Between 1866 and 1969, an estimated 8,000 individuals—at least 90 percent of whom were Native Hawaiians—were sent to Molokai’s remote Kalaupapa peninsula because they were believed to have leprosy. Unwilling to accept the loss of their families, homes, and citizenship, these individuals ensured they would be accorded their rightful place in history. They left a powerful testimony of their lives in the form of letters, petitions, music, memoirs, and oral history interviews. Kalaupapa: A Collective Memory, by Anwei Skinsnes Law, combines more than 200 hours of interviews with archival documents, including over 300 letters and petitions written by the earliest residents translated from Hawaiian.
ISBN 978-0-8248-3636-8 / $49.00 (CLOTH)
ISBN 978-0-8248-3465-4 / $28.99 (PAPER)
Anwei Law will speak about her book and answer questions at Native Books/Na Mea Hawai‘i on Sunday, September 30, 3-5 pm. A book-signing, informal discussion, and refreshments will follow.

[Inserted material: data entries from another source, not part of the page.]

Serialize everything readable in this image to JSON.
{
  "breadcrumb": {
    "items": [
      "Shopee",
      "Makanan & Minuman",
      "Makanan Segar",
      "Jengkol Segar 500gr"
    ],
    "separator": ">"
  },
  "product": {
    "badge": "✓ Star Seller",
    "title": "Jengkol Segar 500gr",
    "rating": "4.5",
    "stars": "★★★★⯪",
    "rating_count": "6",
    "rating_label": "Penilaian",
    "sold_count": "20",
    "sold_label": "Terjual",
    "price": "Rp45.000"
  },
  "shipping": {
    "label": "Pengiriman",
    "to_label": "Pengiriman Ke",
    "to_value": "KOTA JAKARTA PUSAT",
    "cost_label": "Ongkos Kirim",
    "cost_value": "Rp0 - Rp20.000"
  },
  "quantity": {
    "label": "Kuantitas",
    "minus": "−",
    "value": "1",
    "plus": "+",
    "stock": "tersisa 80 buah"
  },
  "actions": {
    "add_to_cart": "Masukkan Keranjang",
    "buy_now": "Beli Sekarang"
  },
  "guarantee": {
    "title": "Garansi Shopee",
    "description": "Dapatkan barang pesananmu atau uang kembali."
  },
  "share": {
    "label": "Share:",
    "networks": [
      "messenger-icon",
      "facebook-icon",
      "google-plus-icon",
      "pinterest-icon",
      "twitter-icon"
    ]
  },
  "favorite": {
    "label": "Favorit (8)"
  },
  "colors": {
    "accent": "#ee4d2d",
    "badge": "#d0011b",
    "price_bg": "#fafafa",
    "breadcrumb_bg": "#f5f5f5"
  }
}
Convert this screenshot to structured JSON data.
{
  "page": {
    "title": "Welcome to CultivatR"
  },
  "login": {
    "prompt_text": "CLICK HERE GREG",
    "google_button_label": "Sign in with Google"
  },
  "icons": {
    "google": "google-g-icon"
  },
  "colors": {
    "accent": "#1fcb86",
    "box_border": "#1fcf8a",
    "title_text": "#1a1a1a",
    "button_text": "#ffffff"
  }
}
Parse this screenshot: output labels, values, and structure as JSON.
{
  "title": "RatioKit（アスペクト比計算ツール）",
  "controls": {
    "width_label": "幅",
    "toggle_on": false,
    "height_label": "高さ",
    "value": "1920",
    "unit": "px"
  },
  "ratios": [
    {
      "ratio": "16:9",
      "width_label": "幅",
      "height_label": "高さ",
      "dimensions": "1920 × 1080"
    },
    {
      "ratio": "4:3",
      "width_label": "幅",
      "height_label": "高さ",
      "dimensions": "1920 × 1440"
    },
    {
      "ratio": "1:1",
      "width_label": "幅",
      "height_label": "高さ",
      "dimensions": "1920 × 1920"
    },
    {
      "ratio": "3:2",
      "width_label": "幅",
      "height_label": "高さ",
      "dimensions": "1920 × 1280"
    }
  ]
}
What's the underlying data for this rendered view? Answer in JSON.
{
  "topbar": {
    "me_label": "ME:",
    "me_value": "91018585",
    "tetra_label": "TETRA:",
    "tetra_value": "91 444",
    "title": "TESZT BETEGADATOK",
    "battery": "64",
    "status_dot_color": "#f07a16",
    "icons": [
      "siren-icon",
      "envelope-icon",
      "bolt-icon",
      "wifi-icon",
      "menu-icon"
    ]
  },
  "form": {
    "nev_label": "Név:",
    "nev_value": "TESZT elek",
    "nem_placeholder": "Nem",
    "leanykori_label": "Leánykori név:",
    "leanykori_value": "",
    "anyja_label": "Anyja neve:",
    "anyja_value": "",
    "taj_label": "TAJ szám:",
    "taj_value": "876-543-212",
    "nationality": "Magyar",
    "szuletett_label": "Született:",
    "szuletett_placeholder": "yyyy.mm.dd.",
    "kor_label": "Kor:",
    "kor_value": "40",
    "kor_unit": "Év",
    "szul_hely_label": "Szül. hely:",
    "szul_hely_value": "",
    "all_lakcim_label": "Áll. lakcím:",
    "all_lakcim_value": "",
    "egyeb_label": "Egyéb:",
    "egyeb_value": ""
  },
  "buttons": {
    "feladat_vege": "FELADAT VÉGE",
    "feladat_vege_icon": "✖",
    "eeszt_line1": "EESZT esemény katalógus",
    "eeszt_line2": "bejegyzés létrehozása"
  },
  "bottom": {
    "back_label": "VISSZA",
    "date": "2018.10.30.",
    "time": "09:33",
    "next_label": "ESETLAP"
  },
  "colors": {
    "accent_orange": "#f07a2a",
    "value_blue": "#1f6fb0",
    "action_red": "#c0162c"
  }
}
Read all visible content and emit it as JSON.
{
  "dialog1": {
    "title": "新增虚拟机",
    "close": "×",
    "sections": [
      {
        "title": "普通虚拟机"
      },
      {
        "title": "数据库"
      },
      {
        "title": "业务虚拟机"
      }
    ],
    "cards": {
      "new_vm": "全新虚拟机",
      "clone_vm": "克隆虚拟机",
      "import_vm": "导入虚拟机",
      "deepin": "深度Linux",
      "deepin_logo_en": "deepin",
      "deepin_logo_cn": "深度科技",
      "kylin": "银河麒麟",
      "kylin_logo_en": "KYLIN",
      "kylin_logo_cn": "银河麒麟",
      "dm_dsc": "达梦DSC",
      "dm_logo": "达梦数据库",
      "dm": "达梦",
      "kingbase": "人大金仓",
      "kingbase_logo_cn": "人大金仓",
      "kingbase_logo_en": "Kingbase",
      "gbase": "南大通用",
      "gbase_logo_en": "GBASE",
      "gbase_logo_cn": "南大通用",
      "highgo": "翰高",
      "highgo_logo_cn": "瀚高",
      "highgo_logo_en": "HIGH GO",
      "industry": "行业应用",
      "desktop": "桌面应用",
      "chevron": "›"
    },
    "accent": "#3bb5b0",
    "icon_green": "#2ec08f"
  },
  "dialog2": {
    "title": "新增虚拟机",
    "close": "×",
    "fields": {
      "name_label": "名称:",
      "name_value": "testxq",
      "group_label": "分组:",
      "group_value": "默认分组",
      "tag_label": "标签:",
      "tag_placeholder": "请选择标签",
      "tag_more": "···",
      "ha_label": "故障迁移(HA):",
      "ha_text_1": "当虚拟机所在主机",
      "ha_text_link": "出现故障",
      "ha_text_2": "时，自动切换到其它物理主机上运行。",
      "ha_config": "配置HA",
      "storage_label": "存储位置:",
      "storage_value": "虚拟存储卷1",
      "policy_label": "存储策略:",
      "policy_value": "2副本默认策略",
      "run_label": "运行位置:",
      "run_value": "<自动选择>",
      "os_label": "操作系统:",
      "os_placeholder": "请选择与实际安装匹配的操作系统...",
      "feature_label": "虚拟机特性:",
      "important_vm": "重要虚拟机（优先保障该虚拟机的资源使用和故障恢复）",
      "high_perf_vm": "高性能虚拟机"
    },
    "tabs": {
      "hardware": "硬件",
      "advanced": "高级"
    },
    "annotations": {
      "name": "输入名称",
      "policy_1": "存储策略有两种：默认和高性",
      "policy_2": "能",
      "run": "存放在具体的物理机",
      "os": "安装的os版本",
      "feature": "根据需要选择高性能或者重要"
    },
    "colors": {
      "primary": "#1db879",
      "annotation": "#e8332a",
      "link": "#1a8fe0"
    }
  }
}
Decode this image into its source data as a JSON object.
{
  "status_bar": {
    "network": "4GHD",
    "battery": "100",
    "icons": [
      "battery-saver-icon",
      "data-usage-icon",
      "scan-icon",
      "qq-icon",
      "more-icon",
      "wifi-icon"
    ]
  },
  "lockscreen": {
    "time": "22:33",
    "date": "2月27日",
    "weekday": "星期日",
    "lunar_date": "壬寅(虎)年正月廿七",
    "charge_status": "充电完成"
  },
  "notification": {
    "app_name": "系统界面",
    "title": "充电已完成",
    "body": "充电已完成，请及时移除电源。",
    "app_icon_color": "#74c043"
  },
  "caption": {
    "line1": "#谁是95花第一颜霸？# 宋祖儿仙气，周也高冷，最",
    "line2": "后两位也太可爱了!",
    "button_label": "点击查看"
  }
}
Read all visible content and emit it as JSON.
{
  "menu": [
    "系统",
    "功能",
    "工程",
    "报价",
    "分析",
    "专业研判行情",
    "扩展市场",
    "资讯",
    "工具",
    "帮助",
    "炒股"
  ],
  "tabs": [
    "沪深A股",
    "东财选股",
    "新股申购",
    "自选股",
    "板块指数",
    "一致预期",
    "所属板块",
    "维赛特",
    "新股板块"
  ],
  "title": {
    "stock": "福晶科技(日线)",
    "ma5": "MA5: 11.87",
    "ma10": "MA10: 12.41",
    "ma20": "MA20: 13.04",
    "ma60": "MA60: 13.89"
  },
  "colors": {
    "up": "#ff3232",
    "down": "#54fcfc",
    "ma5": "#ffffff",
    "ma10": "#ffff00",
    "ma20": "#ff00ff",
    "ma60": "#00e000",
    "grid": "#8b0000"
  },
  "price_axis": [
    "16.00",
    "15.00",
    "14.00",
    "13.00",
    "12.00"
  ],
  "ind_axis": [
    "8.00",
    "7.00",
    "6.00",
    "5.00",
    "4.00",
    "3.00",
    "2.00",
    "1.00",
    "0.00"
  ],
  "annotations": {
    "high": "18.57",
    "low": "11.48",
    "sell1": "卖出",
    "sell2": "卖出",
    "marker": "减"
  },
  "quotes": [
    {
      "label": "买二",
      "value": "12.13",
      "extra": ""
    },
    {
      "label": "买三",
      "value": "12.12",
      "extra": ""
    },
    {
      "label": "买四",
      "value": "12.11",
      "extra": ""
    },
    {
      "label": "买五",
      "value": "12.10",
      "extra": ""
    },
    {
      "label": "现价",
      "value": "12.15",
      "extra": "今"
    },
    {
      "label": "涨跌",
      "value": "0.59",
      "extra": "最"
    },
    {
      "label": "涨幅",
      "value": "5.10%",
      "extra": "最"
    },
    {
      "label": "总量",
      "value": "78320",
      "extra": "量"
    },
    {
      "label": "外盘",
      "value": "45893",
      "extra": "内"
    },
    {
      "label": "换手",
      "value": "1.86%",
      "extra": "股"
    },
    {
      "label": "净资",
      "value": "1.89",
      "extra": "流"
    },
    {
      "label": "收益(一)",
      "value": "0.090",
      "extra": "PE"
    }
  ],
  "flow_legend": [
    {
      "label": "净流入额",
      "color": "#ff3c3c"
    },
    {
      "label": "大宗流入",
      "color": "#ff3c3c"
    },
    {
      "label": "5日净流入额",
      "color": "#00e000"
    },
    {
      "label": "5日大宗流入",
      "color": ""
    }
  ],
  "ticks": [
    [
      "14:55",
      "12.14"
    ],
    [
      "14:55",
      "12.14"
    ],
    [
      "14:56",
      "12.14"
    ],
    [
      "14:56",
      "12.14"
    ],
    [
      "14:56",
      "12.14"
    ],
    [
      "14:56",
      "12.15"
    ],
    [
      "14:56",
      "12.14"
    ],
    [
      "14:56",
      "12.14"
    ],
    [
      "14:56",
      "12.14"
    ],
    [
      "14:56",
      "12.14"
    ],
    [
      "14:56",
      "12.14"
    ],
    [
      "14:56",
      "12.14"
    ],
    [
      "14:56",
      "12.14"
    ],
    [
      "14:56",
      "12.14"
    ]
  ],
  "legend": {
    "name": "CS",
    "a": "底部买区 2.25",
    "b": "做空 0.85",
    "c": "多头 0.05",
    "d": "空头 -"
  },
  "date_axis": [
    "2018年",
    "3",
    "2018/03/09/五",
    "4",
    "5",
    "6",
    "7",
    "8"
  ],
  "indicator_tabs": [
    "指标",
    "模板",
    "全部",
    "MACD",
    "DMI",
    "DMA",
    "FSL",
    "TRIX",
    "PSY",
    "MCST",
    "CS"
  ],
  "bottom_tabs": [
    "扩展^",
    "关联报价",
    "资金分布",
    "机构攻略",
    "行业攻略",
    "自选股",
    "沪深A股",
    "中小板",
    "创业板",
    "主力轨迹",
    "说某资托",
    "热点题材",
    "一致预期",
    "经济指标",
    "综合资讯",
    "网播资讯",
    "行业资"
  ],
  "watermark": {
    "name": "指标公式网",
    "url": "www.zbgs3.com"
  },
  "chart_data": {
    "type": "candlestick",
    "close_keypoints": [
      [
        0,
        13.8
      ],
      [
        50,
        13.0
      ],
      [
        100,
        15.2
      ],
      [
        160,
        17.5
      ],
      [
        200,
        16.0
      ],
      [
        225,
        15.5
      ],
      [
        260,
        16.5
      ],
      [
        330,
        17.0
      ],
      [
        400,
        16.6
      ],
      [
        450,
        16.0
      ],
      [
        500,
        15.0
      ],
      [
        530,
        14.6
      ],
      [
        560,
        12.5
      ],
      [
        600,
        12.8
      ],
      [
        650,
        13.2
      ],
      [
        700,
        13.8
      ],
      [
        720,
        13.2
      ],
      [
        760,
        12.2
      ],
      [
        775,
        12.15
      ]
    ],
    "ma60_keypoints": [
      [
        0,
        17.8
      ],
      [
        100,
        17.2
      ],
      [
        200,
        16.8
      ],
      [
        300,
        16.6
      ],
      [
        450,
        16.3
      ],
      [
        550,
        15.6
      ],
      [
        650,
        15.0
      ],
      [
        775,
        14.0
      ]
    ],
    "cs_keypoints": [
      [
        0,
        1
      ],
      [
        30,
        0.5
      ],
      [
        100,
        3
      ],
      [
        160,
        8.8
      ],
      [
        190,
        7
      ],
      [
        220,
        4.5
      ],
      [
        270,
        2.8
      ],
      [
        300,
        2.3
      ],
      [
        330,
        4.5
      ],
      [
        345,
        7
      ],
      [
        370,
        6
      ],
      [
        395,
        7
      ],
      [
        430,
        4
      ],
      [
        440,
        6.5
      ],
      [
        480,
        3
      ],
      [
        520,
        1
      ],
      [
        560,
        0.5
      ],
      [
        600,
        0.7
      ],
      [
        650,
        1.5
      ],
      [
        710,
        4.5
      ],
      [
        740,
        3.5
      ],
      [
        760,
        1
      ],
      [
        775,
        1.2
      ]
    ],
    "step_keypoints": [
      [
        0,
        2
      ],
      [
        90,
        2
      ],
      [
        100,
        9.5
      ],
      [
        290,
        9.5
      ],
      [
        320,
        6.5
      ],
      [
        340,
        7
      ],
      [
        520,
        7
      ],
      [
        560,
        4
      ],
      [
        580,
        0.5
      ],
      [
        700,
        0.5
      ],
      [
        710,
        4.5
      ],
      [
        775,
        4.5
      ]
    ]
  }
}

In Honolulu Ms. Law will also be at:
- Hawai‘i Judiciary Center on Wednesday, September 26, noon-1 pm; she will be joined by retired public-interest lawyer and writer Esther Arinaga, who will discuss the late-1800s case of “Republic of Hawaii v. Kapea et al,” which reveals the impact of leprosy and laws pertaining to the disease.
- Center for Biographical Research, Henke Hall 325, UH-Manoa, on Thursday, September 27, noon-1:15, for the Brown Bag Biography talk “The People of Kalaupapa as Active Participants in Their Own History.”
Books are not expected to be available at the Hawai‘i Judiciary Center and Center for Biographical Research events.